Famous Turkish Painters

Famous Turkish Painters

Famous Turkish Painters

Famous Turkish Painters

Abidin Dino

Abidin Dino was a multidimensional cultural figure who lived through the major upheavals of the twentieth century, including two world wars, social revolutions, and the fall of empires, and who recorded all of these events in words, lines, colors, and shapes. Born in 1913 in Istanbul to art-loving parents, Dino spent his childhood in Geneva and Paris. He studied in French but received no formal training in the fine arts. Dino was not just a painter and writer but also an illustrator, cartoonist, ceramicist, sculptor, and filmmaker, pursuing a productive career in the arts. An expanded version of this chronology was initially published in the catalog of the Sabancı University Sakıp Sabancı Museum (SSM) exhibition The World of Abidin Dino in 2007.

Hale Asaf

Hale Asaf was a Turkish painter of Georgian and Circassian ancestry. She was the niece of Mihri Müşfik Hanım, Turkey's first female artist. She was also the sole female member amongst the founders of the Independent Painters and Sculptors Union, the first artists' society in the Republican Era in Turkey.

Throughout her entire artistic life, Hale Asaf exhibited an inquisitive spirit. She began with a constructivist design sense, which she combined with an expressionist viewpoint established during her time in Germany. She did not resort to previous patterns during her studies in Istanbul, in paintings created with quick, crisp brushstrokes, and in her open-air studies.

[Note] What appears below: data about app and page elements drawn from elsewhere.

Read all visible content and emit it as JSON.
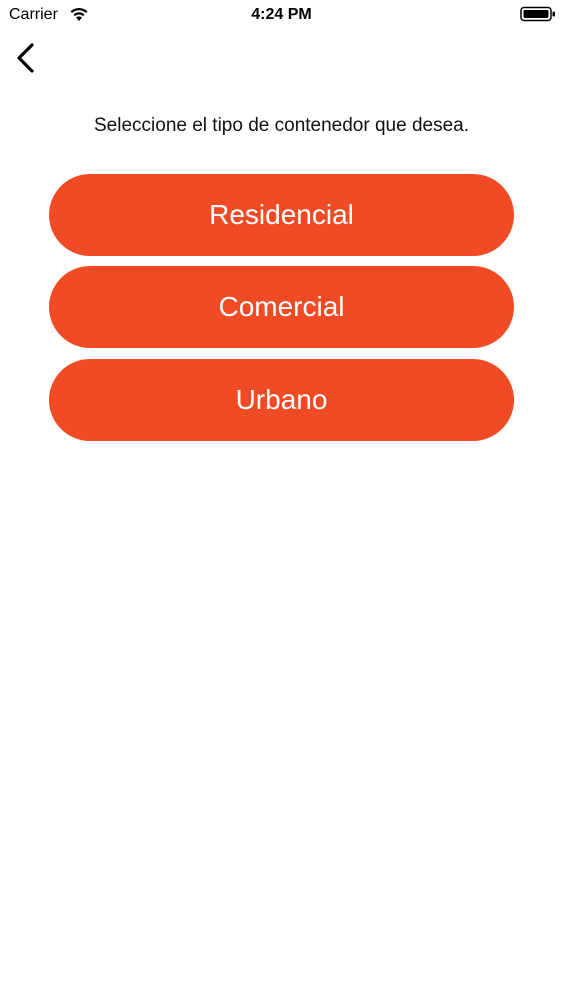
{
  "status_bar": {
    "carrier": "Carrier",
    "time": "4:24 PM",
    "wifi_icon": "wifi-icon",
    "battery_icon": "battery-icon"
  },
  "nav": {
    "back_icon": "chevron-left-icon"
  },
  "main": {
    "instruction": "Seleccione el tipo de contenedor que desea.",
    "options": [
      {
        "label": "Residencial"
      },
      {
        "label": "Comercial"
      },
      {
        "label": "Urbano"
      }
    ]
  },
  "colors": {
    "accent": "#f04b25",
    "button_text": "#ffffff",
    "background": "#ffffff"
  }
}
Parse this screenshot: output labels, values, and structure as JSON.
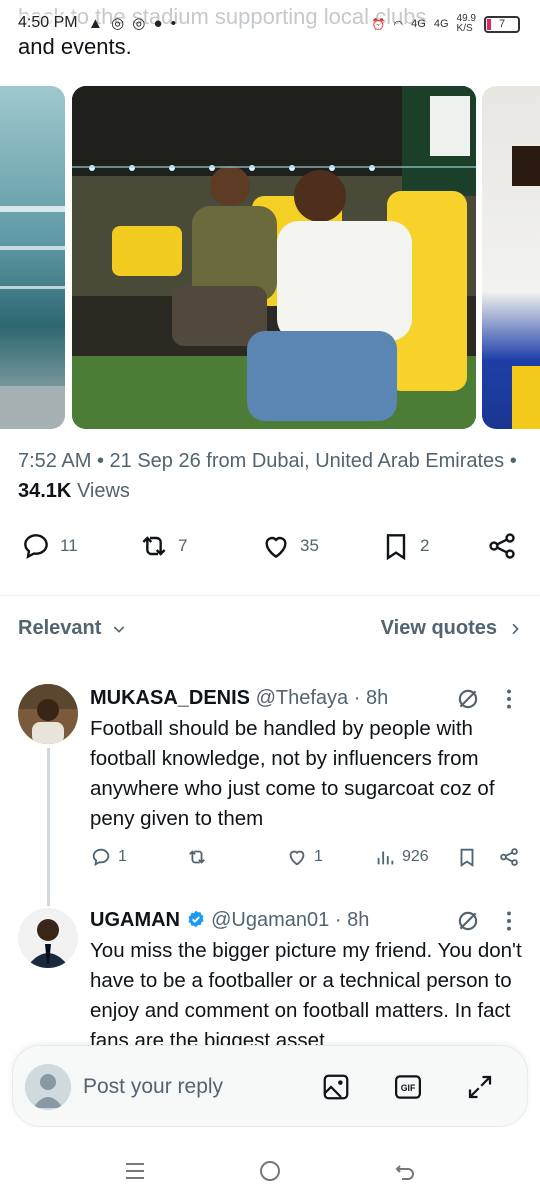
{
  "tweet": {
    "text_tail_1": "back to the stadium supporting local clubs",
    "text_tail_2": "and events.",
    "time": "7:52 AM",
    "date": "21 Sep 26",
    "location": "from Dubai, United Arab Emirates",
    "views_count": "34.1K",
    "views_label": "Views",
    "replies": "11",
    "reposts": "7",
    "likes": "35",
    "bookmarks": "2"
  },
  "status_bar": {
    "time": "4:50 PM",
    "network_1": "4G",
    "network_2": "4G",
    "speed": "49.9",
    "speed_unit": "K/S",
    "battery": "7"
  },
  "sort": {
    "label": "Relevant",
    "quotes": "View quotes"
  },
  "replies": [
    {
      "name": "MUKASA_DENIS",
      "handle": "@Thefaya",
      "time": "8h",
      "verified": false,
      "text": "Football should be handled by people with football knowledge, not by influencers from anywhere who just come to sugarcoat coz of peny given to them",
      "reply_count": "1",
      "repost_count": "",
      "like_count": "1",
      "view_count": "926"
    },
    {
      "name": "UGAMAN",
      "handle": "@Ugaman01",
      "time": "8h",
      "verified": true,
      "text": "You miss the bigger picture my friend. You don't have to be a footballer or a technical person to enjoy and comment on football matters. In fact fans are the biggest asset"
    }
  ],
  "compose": {
    "placeholder": "Post your reply"
  },
  "colors": {
    "accent": "#1d9bf0",
    "secondary_text": "#536471",
    "primary_text": "#0f1419"
  }
}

During the Paris years, in the beginning, the artist studied and experimented with Late Cubism; she created a synthesis integrating what she had learned since the age of 14 with Art Deco's twisted lines, and she developed a totally her own creative taste. Hale Asaf gained praise for her distinct style in the Paris shows in which she took part.

Nurullah Berk

Nurullah Berk was one of the earliest painters of the Republican generation, as well as one of the founders of the D Group whose members followed a Cubist Constructivist style of painting in opposition to Impressionism that was still popular in the 1920s. Berk worked in a similar genre in the 1930s, influenced by Picasso and Braque's Cubist paintings, utilizing items such as tables, bottles, and playing cards as his themes. By the 1950s, his work had been significantly influenced by Fernand Léger and André Lhote, and he was focusing on local themes like a lady ironing, a guy smoking a hookah, and a potter forming a jug on a wheel.

Berk also liked a colorful style, and in later years, he gave a new viewpoint to the 'oriental odalisque' art type, which had existed since the time of Ingres. Berk incorporated ornamental elements (arabesques) that bore the mark of the oriental miniature tradition in his paintings that depict naked, sleeping ladies with all of the sexual emotions that they arouse. He aimed to establish another synthesis between Eastern and Western art with his paintings of solid-color groupings over a mathematical foundation.

Princess Fahrelnissa Zeid

Fahrelnissa Zeid was one of the first female students at Istanbul's Academy of Fine Arts in 1920. In 1928, she moved to Paris to study at the Académie Ranson.

She went around Europe with her first husband, author Izzet Melih Devrim, learning about European modern art trends. In 1934, she married Iraqi diplomat Prince Zeid bin Hussein, which led to considerable travel across Europe, the Middle East, and the United States. As a result, it's not unexpected that Zeid's work incorporates elements of Byzantine iconography and Sufism, as well as Western Fauvism and Cubism.

Although she is most known for her abstract paintings, Zeid also painted portraits and ordinary situations. She joined the D-Group in Istanbul in 1942 and exhibited with them. She had her first solo display in Istanbul two years later and subsequently showed her work in London and Paris. Her big break came in 1950 when she had her first solo show in New York at the Hugo Gallery, where she showed a series of huge abstractions. In 1975, Zeid relocated to Amman, Jordan, where she created the Fahrelnissa Zeid Institute of Fine Arts and taught at the Royal Art Institute.